This article is from the alt.usage.english FAQ, by Mark Israel firstname.lastname@example.org with numerous contributions by others.
These phrases mean "exact likeness". "Spitting image" is first
recorded in 1901; "spit and image" is a bit older (from the late
19th century), which seems to refute the explanation "splitting
image" (two split halves of the same tree). An older British
expression is "He's the very spit of his father", which Eric
Partridge, in his "Dictionary of Slang and Unconventional English"
(Routledge, 1950) traces back to 1400: "He's ... as like these as
th'hads't spit him." Other languages have similar expressions;
e.g., the French say "C'est son pere tout crache" = "He is his
father completely spat." Alternative explanations are "so alike
that even the spit out of their mouths is the same"; "speaking
likeness"; and a corruption of "spirit".
"There's a sucker born every minute"
Those of P. T. Barnum's acquaintances who mentioned the
subject were unanimous in insisting that he never said this. The
closest thing to it that can be found in Barnum's writings is:
"I said that the people like to be humbugged when, as in my case,
there is no humbuggery except that which consists in throwing up
sky-rockets and issuing flaming bills and advertisements to attract
public attention to shows which all acknowledge are always clean,
moral, instructive, elevating, and give back to their patrons in
every case several times their money's worth" (the Bridgeport
Standard, 2 Oct. 1885).
Captain Alexander Williams, a New York City police inspector
at the time, attributed "There's a sucker born every minute, but
none of them ever die" to Joseph Bessimer, a notorious confidence
trickster of the early 1880s known to the police as "Paper Collar
Joe". See "P. T. Barnum: the Legend and the Man", by A. H. Saxon

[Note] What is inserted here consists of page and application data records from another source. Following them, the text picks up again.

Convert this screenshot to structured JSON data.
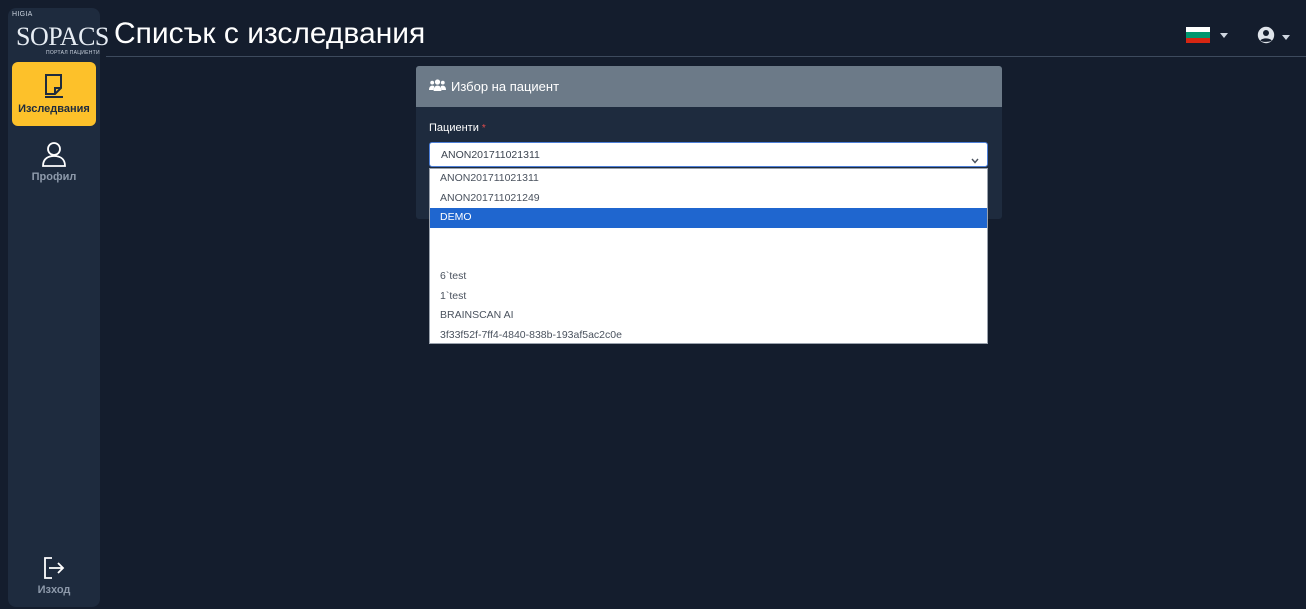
{
  "app": {
    "brand_small": "HIGIA",
    "brand_main": "SOPACS",
    "brand_sub": "ПОРТАЛ ПАЦИЕНТИ"
  },
  "header": {
    "title": "Списък с изследвания"
  },
  "sidebar": {
    "items": [
      {
        "label": "Изследвания",
        "icon": "document-icon",
        "active": true
      },
      {
        "label": "Профил",
        "icon": "user-icon",
        "active": false
      },
      {
        "label": "Изход",
        "icon": "logout-icon",
        "active": false
      }
    ]
  },
  "language": {
    "flag_colors": [
      "#ffffff",
      "#00966e",
      "#d62612"
    ]
  },
  "card": {
    "title": "Избор на пациент",
    "field_label": "Пациенти",
    "required_mark": "*",
    "selected_value": "ANON201711021311"
  },
  "dropdown": {
    "options": [
      "ANON201711021311",
      "ANON201711021249",
      "DEMO",
      "",
      "",
      "6`test",
      "1`test",
      "BRAINSCAN AI",
      "3f33f52f-7ff4-4840-838b-193af5ac2c0e"
    ],
    "highlighted_index": 2
  },
  "colors": {
    "background": "#141d2d",
    "sidebar": "#1e2b3e",
    "accent": "#fdc12a",
    "card_header": "#6c7a88",
    "option_highlight": "#1f66cf"
  }
}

(Columbia University Press, 1989).
"There is a Sucker Born Every Minute" is the title of one of
the songs in the 1980 Broadway musical "Barnum" by Jim Dale.